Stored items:
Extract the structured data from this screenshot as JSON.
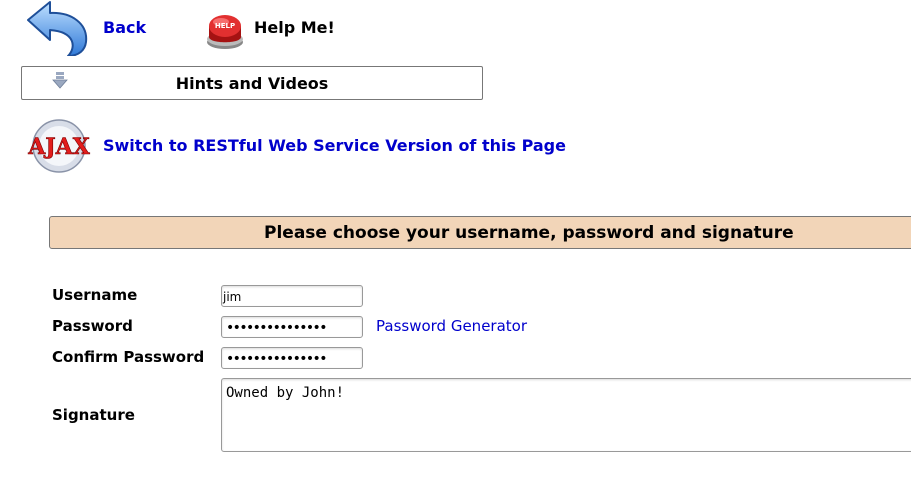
{
  "nav": {
    "back_label": "Back",
    "help_label": "Help Me!",
    "help_button_text": "HELP"
  },
  "hints": {
    "label": "Hints and Videos"
  },
  "ajax": {
    "logo_text": "AJAX",
    "switch_label": "Switch to RESTful Web Service Version of this Page"
  },
  "form": {
    "header": "Please choose your username, password and signature",
    "username_label": "Username",
    "username_value": "jim",
    "password_label": "Password",
    "password_mask": "•••••••••••••••",
    "password_generator_label": "Password Generator",
    "confirm_label": "Confirm Password",
    "confirm_mask": "•••••••••••••••",
    "signature_label": "Signature",
    "signature_value": "Owned by John!"
  },
  "colors": {
    "link": "#0000cc",
    "header_bg": "#f2d5b8"
  }
}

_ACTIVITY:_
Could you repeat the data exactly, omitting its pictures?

_WRITTEN RESPONSE:_
Extract the structured data from this screenshot as JSON.
{
  "nav": {
    "back_label": "Back",
    "help_label": "Help Me!",
    "help_button_text": "HELP"
  },
  "hints": {
    "label": "Hints and Videos"
  },
  "ajax": {
    "logo_text": "AJAX",
    "switch_label": "Switch to RESTful Web Service Version of this Page"
  },
  "form": {
    "header": "Please choose your username, password and signature",
    "username_label": "Username",
    "username_value": "jim",
    "password_label": "Password",
    "password_mask": "•••••••••••••••",
    "password_generator_label": "Password Generator",
    "confirm_label": "Confirm Password",
    "confirm_mask": "•••••••••••••••",
    "signature_label": "Signature",
    "signature_value": "Owned by John!"
  },
  "colors": {
    "link": "#0000cc",
    "header_bg": "#f2d5b8"
  }
}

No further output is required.